Exercise> The response must contain every line from the records below that has "label".

==== Supplied information ====

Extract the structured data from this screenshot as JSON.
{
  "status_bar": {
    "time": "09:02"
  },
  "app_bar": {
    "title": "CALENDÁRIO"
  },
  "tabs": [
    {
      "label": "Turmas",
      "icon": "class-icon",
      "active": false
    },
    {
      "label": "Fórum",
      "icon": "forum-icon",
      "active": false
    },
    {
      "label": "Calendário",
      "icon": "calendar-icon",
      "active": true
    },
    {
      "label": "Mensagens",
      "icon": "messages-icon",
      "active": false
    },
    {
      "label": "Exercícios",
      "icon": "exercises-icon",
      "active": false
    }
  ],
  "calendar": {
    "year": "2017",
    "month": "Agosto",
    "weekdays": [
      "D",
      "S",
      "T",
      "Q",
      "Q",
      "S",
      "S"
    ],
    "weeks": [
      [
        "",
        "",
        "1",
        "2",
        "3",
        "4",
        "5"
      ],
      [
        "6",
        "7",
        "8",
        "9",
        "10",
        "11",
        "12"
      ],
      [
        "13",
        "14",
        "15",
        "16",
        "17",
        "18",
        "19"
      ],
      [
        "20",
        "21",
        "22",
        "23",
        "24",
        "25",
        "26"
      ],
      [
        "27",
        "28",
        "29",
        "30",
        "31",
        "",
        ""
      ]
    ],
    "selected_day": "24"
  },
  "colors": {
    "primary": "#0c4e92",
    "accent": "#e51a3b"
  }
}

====

Answer below>
      "label": "Turmas",
      "label": "Fórum",
      "label": "Calendário",
      "label": "Mensagens",
      "label": "Exercícios",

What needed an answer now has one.